### What you need to do
Which lines in the records below hold the word "Días"? Copy each of them.

%%

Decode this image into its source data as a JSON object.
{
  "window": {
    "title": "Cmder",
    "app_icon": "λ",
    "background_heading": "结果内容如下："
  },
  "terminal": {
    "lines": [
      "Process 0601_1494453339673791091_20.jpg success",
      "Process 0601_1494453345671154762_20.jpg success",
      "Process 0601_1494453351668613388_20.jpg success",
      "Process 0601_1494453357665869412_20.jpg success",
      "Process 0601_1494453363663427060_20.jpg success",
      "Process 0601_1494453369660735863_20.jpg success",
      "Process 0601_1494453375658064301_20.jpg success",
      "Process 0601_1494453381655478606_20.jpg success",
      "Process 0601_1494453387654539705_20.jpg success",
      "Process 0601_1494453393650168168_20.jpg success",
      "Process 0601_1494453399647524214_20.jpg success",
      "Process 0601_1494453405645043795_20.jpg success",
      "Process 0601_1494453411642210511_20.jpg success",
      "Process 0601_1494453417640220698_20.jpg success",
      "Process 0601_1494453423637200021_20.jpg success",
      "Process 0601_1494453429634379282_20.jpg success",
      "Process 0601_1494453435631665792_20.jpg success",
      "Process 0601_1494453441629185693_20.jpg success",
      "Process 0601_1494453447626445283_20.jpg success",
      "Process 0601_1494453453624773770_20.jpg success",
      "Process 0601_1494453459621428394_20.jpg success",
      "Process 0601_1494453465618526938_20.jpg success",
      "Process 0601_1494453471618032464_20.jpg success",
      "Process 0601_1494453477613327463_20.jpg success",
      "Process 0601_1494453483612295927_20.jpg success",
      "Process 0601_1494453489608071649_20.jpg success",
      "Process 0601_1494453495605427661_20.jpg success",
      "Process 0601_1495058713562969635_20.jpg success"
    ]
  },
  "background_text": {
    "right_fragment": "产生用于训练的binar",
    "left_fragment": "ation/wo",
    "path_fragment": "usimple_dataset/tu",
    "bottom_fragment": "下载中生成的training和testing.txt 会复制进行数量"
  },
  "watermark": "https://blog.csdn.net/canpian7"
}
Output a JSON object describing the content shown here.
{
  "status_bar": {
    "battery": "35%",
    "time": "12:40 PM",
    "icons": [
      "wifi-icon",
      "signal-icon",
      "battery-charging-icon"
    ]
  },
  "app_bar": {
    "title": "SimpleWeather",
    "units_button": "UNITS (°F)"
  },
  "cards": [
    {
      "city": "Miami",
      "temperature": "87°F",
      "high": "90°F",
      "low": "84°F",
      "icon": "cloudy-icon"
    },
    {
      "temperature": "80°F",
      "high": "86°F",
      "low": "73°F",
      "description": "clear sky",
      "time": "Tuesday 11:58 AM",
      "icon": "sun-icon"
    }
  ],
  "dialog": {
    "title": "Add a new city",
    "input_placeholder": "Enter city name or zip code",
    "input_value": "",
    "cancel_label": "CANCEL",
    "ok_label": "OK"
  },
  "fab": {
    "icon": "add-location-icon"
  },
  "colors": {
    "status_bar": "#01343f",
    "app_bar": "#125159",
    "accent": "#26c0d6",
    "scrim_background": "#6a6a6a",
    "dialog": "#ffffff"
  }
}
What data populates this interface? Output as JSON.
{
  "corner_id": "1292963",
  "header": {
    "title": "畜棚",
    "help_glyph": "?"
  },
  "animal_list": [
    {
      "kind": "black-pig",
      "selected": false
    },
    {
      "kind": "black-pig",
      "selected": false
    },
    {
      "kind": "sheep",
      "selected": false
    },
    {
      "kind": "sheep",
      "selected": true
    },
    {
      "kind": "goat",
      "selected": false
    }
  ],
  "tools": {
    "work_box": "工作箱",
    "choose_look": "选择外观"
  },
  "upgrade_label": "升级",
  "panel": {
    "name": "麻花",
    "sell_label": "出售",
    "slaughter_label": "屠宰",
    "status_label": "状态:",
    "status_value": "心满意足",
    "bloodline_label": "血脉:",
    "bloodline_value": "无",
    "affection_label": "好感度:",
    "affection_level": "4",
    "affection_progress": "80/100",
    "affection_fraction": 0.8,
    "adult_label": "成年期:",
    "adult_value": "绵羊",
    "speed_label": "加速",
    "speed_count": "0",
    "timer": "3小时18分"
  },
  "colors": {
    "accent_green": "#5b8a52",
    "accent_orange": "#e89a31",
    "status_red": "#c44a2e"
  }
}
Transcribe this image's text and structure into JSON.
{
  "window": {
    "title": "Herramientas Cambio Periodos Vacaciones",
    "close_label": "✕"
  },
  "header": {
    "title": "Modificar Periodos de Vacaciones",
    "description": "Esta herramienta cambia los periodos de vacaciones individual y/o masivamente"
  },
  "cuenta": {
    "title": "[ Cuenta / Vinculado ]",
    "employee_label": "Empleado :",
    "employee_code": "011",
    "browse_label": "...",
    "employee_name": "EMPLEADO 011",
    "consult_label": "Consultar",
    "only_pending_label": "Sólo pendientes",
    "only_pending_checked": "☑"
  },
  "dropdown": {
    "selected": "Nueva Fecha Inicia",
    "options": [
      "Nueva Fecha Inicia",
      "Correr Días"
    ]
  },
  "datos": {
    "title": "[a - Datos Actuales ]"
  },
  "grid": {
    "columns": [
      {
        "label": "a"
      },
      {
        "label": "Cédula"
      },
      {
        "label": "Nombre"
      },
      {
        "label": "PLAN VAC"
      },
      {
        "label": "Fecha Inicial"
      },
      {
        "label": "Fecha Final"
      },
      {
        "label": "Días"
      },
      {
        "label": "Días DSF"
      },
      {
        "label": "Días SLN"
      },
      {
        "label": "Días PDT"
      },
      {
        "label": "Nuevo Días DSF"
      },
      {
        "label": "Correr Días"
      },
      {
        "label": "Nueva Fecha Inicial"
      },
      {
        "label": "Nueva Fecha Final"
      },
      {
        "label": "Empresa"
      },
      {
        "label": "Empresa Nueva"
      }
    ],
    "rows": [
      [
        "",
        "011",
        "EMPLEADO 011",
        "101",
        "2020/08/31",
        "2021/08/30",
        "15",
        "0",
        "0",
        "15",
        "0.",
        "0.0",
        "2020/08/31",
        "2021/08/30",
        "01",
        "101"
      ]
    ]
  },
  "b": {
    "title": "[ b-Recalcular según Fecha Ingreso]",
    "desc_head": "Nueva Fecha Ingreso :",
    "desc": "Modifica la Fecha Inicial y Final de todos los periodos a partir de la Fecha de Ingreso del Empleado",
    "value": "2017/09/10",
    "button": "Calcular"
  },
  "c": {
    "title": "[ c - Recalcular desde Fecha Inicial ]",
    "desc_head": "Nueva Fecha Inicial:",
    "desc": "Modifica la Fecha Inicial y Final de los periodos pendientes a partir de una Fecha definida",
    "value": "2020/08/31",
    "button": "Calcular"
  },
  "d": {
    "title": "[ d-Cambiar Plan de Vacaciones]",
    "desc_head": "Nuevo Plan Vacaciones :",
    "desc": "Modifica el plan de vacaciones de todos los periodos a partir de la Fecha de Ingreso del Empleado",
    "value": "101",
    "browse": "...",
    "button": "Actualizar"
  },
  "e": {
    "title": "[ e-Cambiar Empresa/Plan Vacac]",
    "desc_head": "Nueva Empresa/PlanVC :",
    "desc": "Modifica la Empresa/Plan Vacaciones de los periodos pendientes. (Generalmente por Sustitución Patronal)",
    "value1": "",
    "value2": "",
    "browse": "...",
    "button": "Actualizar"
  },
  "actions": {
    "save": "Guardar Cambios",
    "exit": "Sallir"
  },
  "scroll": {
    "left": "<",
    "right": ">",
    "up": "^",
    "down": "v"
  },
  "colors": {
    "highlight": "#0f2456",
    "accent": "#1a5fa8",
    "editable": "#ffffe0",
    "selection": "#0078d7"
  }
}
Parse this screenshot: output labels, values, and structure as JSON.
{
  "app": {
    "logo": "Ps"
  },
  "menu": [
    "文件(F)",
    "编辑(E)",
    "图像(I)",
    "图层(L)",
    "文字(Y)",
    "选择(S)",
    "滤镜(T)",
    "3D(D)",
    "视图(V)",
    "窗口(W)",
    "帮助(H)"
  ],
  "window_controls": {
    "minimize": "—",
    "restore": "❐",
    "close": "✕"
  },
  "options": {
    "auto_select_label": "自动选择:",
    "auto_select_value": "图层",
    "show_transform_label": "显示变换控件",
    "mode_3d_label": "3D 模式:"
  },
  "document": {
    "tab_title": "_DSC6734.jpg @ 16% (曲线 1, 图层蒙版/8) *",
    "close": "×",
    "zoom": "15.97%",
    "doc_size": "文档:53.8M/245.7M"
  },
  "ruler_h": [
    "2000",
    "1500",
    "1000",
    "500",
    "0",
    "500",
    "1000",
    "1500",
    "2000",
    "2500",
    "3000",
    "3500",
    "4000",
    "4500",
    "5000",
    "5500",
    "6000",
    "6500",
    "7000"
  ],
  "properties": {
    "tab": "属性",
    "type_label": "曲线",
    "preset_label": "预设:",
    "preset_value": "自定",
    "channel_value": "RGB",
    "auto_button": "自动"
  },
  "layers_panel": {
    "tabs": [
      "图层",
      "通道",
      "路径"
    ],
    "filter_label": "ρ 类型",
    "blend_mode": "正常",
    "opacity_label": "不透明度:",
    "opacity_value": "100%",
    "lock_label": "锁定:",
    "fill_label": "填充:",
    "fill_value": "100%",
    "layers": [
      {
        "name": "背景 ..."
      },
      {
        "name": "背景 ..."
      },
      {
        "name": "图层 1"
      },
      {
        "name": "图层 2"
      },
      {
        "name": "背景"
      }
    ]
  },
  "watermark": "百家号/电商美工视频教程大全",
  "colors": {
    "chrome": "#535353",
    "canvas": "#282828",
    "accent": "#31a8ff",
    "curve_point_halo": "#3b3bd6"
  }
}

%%

### Answer box
      "Correr Días"
        "label": "Días"
        "label": "Días DSF"
        "label": "Días SLN"
        "label": "Días PDT"
        "label": "Nuevo Días DSF"
        "label": "Correr Días"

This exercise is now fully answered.